Monday Morning Stats. An Animated Infographic on “Pinterest”.

Here is an interesting little animated infographic about Pinterest to start the week. I am not a user of the service. I signed up when it first launched and then lost interest. My lack of usage though is by no means a reflection of the public attitude toward this fast rising superstar of Social Networking. Created by MDG Advertising, this short animated clip points out the reasons companies and marketers are jumping on Pinterest. The copy below the video is from MDG.

All eyes are on Pinterest, the social network that lets users collect and share images found on the Web by “pinning” them on virtual pinboards. The images span a variety of categories, from fashion, crafts, cooking, décor, fitness, and more. Users can follow the pinboards of friends and brands for inspiration and “repin” the images onto their own pinboards. Today, Pinterest is quickly becoming the fastest-growing social media site based on its huge popularity with women, as well as its unlimited potential as a marketing tool for businesses. “Pins” help companies promote their products, develop their brand personalities, drive tremendous referral traffic to their websites, and gain exposure among the Pinterest community. Now, MDG Advertising has produced an engaging video highlighting the facts, figures, and findings from its popular “Pin It To Win It” infographic.

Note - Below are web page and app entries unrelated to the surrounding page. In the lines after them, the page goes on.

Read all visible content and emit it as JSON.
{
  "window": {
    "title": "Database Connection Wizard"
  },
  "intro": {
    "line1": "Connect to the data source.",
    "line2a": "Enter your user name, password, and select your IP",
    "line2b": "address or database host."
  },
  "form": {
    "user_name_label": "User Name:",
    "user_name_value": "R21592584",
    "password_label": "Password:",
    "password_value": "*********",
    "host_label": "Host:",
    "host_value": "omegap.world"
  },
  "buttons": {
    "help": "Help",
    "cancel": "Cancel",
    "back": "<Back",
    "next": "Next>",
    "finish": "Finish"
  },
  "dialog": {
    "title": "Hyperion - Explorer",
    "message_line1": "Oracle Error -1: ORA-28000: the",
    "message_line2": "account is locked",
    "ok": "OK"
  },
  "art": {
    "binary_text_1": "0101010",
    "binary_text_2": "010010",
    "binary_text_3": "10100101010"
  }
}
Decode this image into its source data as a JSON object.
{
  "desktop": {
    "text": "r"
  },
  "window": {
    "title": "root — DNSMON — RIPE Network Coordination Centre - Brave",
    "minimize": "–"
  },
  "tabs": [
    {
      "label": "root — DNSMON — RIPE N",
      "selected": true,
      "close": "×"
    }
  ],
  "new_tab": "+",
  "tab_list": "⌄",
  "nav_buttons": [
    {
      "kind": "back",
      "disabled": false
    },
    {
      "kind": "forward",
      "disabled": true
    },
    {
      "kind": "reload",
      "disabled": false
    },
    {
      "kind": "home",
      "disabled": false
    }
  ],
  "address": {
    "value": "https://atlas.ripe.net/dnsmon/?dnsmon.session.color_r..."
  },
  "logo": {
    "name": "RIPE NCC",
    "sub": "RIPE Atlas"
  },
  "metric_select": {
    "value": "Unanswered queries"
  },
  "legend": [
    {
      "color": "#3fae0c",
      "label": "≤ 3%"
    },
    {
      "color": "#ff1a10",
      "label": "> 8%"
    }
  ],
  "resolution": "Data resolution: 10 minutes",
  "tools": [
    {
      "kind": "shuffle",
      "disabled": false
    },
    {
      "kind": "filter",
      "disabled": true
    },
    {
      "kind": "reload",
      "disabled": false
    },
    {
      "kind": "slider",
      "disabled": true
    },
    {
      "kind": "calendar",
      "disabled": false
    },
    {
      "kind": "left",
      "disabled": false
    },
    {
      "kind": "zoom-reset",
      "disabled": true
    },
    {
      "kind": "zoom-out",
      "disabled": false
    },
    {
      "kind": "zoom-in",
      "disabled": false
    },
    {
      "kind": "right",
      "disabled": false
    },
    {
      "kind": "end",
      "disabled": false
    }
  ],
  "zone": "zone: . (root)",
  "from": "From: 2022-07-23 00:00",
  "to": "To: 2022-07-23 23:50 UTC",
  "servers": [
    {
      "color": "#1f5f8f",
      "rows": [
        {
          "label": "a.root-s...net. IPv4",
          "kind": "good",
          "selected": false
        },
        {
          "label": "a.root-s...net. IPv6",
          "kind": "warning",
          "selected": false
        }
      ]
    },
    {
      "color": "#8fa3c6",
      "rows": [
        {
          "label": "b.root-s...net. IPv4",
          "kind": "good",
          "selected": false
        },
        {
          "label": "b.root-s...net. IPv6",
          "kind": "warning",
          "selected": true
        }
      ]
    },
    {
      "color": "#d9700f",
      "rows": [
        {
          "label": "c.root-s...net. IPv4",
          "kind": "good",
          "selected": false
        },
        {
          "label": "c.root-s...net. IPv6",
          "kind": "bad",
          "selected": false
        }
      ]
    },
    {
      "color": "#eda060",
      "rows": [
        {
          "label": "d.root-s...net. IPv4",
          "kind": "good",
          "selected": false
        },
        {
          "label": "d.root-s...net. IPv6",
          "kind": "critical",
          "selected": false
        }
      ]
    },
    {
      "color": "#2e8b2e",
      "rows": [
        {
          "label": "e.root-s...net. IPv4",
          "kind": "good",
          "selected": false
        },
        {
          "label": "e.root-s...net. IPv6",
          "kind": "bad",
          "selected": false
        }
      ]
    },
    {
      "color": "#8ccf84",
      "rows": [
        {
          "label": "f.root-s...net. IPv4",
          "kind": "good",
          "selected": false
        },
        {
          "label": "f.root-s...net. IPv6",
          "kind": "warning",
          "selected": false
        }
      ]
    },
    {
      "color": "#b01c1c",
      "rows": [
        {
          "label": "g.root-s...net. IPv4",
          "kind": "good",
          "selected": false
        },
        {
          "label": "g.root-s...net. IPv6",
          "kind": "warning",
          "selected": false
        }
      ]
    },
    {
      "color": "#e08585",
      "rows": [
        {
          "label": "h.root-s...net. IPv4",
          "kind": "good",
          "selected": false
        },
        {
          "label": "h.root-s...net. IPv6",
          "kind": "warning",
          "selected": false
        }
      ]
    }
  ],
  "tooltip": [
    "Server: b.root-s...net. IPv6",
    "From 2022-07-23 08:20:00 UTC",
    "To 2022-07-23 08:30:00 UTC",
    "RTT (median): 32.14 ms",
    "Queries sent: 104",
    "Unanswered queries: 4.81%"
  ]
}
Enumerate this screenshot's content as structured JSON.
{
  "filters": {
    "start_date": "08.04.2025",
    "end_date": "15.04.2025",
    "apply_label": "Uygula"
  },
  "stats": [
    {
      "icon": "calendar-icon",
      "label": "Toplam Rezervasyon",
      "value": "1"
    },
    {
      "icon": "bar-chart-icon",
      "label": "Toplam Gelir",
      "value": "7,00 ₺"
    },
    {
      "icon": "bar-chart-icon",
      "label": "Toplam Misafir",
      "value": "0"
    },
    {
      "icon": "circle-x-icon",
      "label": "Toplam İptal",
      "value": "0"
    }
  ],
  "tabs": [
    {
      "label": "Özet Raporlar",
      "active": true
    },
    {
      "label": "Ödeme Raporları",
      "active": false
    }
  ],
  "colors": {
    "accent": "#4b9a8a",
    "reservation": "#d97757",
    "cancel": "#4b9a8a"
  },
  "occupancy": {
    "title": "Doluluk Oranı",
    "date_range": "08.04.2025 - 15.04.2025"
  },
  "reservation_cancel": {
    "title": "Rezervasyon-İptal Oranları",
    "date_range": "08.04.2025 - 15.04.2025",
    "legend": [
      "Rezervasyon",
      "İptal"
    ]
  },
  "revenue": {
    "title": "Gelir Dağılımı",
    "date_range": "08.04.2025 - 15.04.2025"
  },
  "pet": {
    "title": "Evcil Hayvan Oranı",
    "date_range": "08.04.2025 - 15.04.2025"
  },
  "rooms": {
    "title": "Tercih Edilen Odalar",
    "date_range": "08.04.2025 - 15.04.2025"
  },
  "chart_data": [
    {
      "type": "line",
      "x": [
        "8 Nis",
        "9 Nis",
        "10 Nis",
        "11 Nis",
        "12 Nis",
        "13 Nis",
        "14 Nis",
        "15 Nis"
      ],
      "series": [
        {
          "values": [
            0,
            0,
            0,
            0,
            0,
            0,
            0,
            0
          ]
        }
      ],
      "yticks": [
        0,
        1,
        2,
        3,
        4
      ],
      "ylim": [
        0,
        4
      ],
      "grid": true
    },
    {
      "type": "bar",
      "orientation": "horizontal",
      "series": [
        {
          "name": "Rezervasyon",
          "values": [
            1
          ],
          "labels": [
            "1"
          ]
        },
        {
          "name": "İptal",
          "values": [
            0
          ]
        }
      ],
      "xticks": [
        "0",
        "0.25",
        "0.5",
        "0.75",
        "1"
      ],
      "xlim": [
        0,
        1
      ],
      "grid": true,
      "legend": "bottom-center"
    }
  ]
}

The video details the social site’s demographics, growth, and potential to drive abundant traffic to company websites. Pinterest is especially popular with the most highly coveted markets—about 60 percent are female and 80 percent are in the 25 to 54 age demographic. Plus, Pinterest drives more referral traffic than Google+, LinkedIn, and YouTube combined.

The video goes on to cover the brands, both large and small, on board the pinboard phenomenon, such as Whole Foods, Etsy, West Elm, and Real Simple. These companies reflect the cooking, décor, and crafts interests that are prevalent among the Pinterest audience.

In addition, the video helps marketers navigate Pinterest’s features and terminology by demonstrating the “pin,” “repinning,” and “board.” It also shows how companies can leverage Pinterest for maximum response and referral traffic, whether by improving their image quality or promoting more than just a product line.